> TASK DATA:
*** Begin section ***
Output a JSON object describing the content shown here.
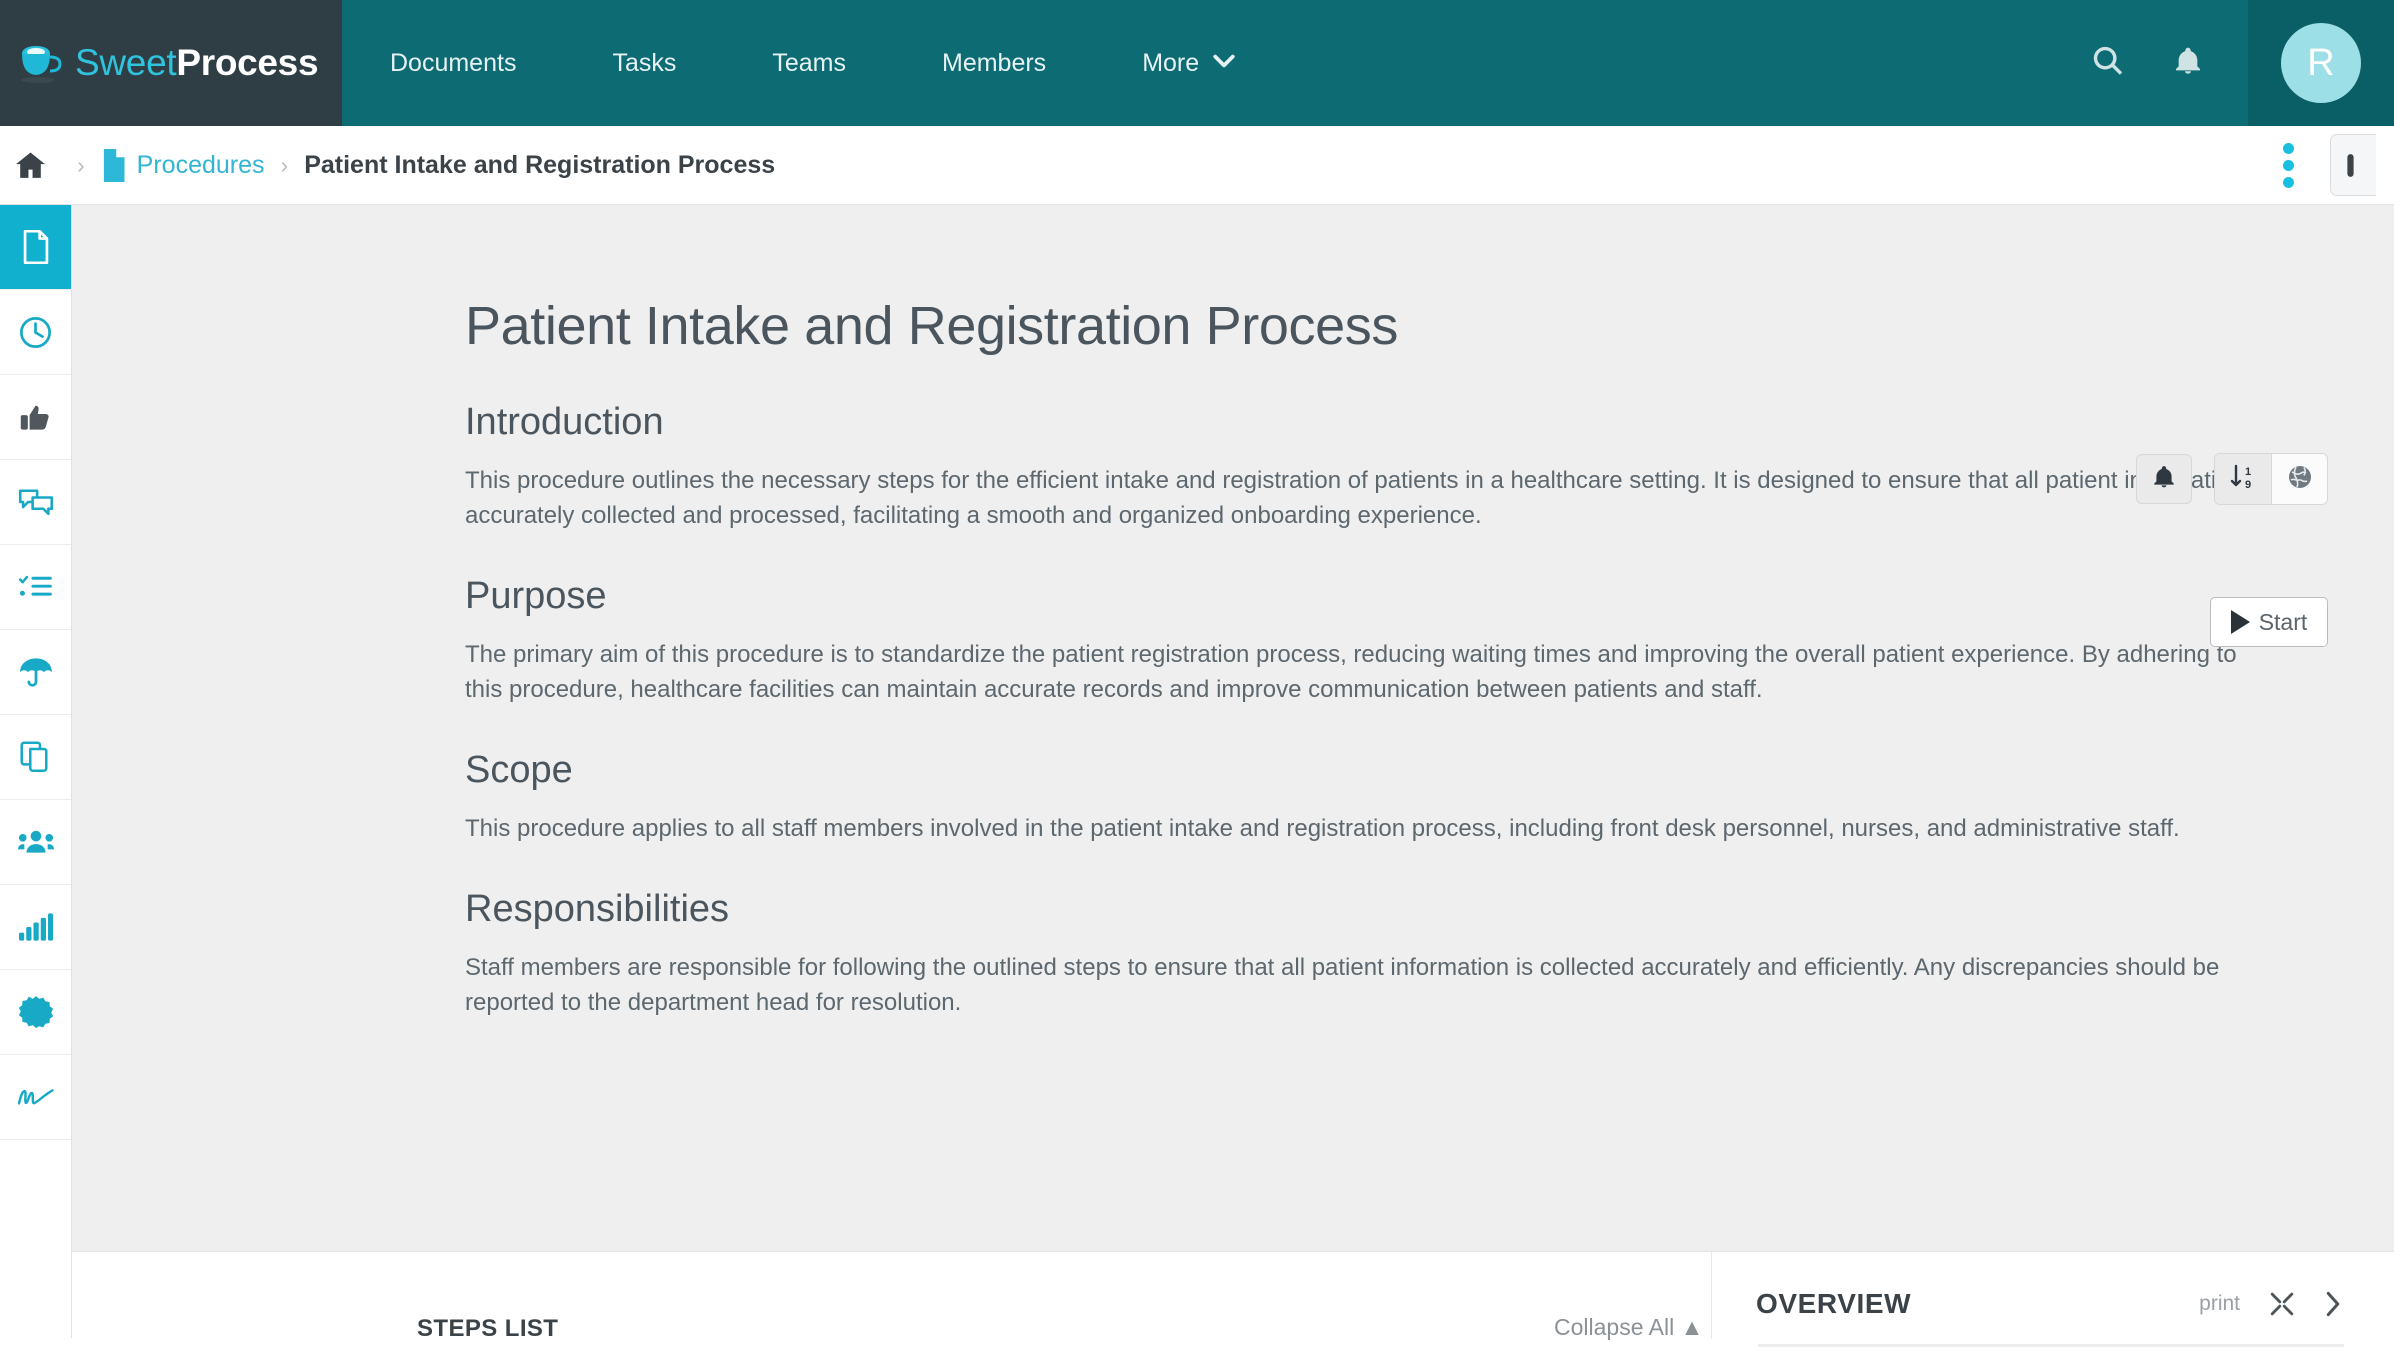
{
  "brand": {
    "logo_light": "Sweet",
    "logo_bold": "Process",
    "logo_icon": "coffee-cup-icon",
    "accent_teal": "#12b0cf",
    "nav_teal": "#0d6b73",
    "logo_bg": "#2f3d44"
  },
  "topnav": {
    "items": [
      {
        "label": "Documents",
        "icon": ""
      },
      {
        "label": "Tasks",
        "icon": ""
      },
      {
        "label": "Teams",
        "icon": ""
      },
      {
        "label": "Members",
        "icon": ""
      },
      {
        "label": "More",
        "icon": "chevron-down-icon",
        "caret": "⌄"
      }
    ],
    "search_icon": "search-icon",
    "bell_icon": "bell-icon",
    "avatar_initial": "R"
  },
  "breadcrumb": {
    "home_icon": "home-icon",
    "doc_icon": "document-icon",
    "separator": "›",
    "parent": "Procedures",
    "current": "Patient Intake and Registration Process",
    "kebab_icon": "more-vertical-icon"
  },
  "sidebar": {
    "items": [
      {
        "name": "document",
        "icon": "document-icon",
        "active": true
      },
      {
        "name": "history",
        "icon": "clock-icon",
        "active": false
      },
      {
        "name": "approvals",
        "icon": "thumbs-up-icon",
        "active": false
      },
      {
        "name": "comments",
        "icon": "chat-bubbles-icon",
        "active": false
      },
      {
        "name": "tasks",
        "icon": "checklist-icon",
        "active": false
      },
      {
        "name": "policies",
        "icon": "umbrella-icon",
        "active": false
      },
      {
        "name": "duplicate",
        "icon": "copy-icon",
        "active": false
      },
      {
        "name": "teams",
        "icon": "users-icon",
        "active": false
      },
      {
        "name": "reports",
        "icon": "bar-chart-icon",
        "active": false
      },
      {
        "name": "settings",
        "icon": "badge-gear-icon",
        "active": false
      },
      {
        "name": "signature",
        "icon": "signature-icon",
        "active": false
      }
    ]
  },
  "document": {
    "title": "Patient Intake and Registration Process",
    "actions": {
      "notify_icon": "bell-icon",
      "sort_icon": "sort-numeric-icon",
      "globe_icon": "globe-icon",
      "start_label": "Start",
      "start_icon": "play-icon"
    },
    "sections": [
      {
        "heading": "Introduction",
        "body": "This procedure outlines the necessary steps for the efficient intake and registration of patients in a healthcare setting. It is designed to ensure that all patient information is accurately collected and processed, facilitating a smooth and organized onboarding experience."
      },
      {
        "heading": "Purpose",
        "body": "The primary aim of this procedure is to standardize the patient registration process, reducing waiting times and improving the overall patient experience. By adhering to this procedure, healthcare facilities can maintain accurate records and improve communication between patients and staff."
      },
      {
        "heading": "Scope",
        "body": "This procedure applies to all staff members involved in the patient intake and registration process, including front desk personnel, nurses, and administrative staff."
      },
      {
        "heading": "Responsibilities",
        "body": "Staff members are responsible for following the outlined steps to ensure that all patient information is collected accurately and efficiently. Any discrepancies should be reported to the department head for resolution."
      }
    ]
  },
  "bottom": {
    "steps_label": "STEPS LIST",
    "collapse_label": "Collapse All ▲",
    "overview_title": "OVERVIEW",
    "print_label": "print",
    "expand_icon": "expand-icon",
    "next_icon": "chevron-right-icon"
  }
}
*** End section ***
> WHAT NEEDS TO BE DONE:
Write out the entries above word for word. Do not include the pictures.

> SOLUTION FOR THIS PROBLEM:
Output a JSON object describing the content shown here.
{
  "brand": {
    "logo_light": "Sweet",
    "logo_bold": "Process",
    "logo_icon": "coffee-cup-icon",
    "accent_teal": "#12b0cf",
    "nav_teal": "#0d6b73",
    "logo_bg": "#2f3d44"
  },
  "topnav": {
    "items": [
      {
        "label": "Documents",
        "icon": ""
      },
      {
        "label": "Tasks",
        "icon": ""
      },
      {
        "label": "Teams",
        "icon": ""
      },
      {
        "label": "Members",
        "icon": ""
      },
      {
        "label": "More",
        "icon": "chevron-down-icon",
        "caret": "⌄"
      }
    ],
    "search_icon": "search-icon",
    "bell_icon": "bell-icon",
    "avatar_initial": "R"
  },
  "breadcrumb": {
    "home_icon": "home-icon",
    "doc_icon": "document-icon",
    "separator": "›",
    "parent": "Procedures",
    "current": "Patient Intake and Registration Process",
    "kebab_icon": "more-vertical-icon"
  },
  "sidebar": {
    "items": [
      {
        "name": "document",
        "icon": "document-icon",
        "active": true
      },
      {
        "name": "history",
        "icon": "clock-icon",
        "active": false
      },
      {
        "name": "approvals",
        "icon": "thumbs-up-icon",
        "active": false
      },
      {
        "name": "comments",
        "icon": "chat-bubbles-icon",
        "active": false
      },
      {
        "name": "tasks",
        "icon": "checklist-icon",
        "active": false
      },
      {
        "name": "policies",
        "icon": "umbrella-icon",
        "active": false
      },
      {
        "name": "duplicate",
        "icon": "copy-icon",
        "active": false
      },
      {
        "name": "teams",
        "icon": "users-icon",
        "active": false
      },
      {
        "name": "reports",
        "icon": "bar-chart-icon",
        "active": false
      },
      {
        "name": "settings",
        "icon": "badge-gear-icon",
        "active": false
      },
      {
        "name": "signature",
        "icon": "signature-icon",
        "active": false
      }
    ]
  },
  "document": {
    "title": "Patient Intake and Registration Process",
    "actions": {
      "notify_icon": "bell-icon",
      "sort_icon": "sort-numeric-icon",
      "globe_icon": "globe-icon",
      "start_label": "Start",
      "start_icon": "play-icon"
    },
    "sections": [
      {
        "heading": "Introduction",
        "body": "This procedure outlines the necessary steps for the efficient intake and registration of patients in a healthcare setting. It is designed to ensure that all patient information is accurately collected and processed, facilitating a smooth and organized onboarding experience."
      },
      {
        "heading": "Purpose",
        "body": "The primary aim of this procedure is to standardize the patient registration process, reducing waiting times and improving the overall patient experience. By adhering to this procedure, healthcare facilities can maintain accurate records and improve communication between patients and staff."
      },
      {
        "heading": "Scope",
        "body": "This procedure applies to all staff members involved in the patient intake and registration process, including front desk personnel, nurses, and administrative staff."
      },
      {
        "heading": "Responsibilities",
        "body": "Staff members are responsible for following the outlined steps to ensure that all patient information is collected accurately and efficiently. Any discrepancies should be reported to the department head for resolution."
      }
    ]
  },
  "bottom": {
    "steps_label": "STEPS LIST",
    "collapse_label": "Collapse All ▲",
    "overview_title": "OVERVIEW",
    "print_label": "print",
    "expand_icon": "expand-icon",
    "next_icon": "chevron-right-icon"
  }
}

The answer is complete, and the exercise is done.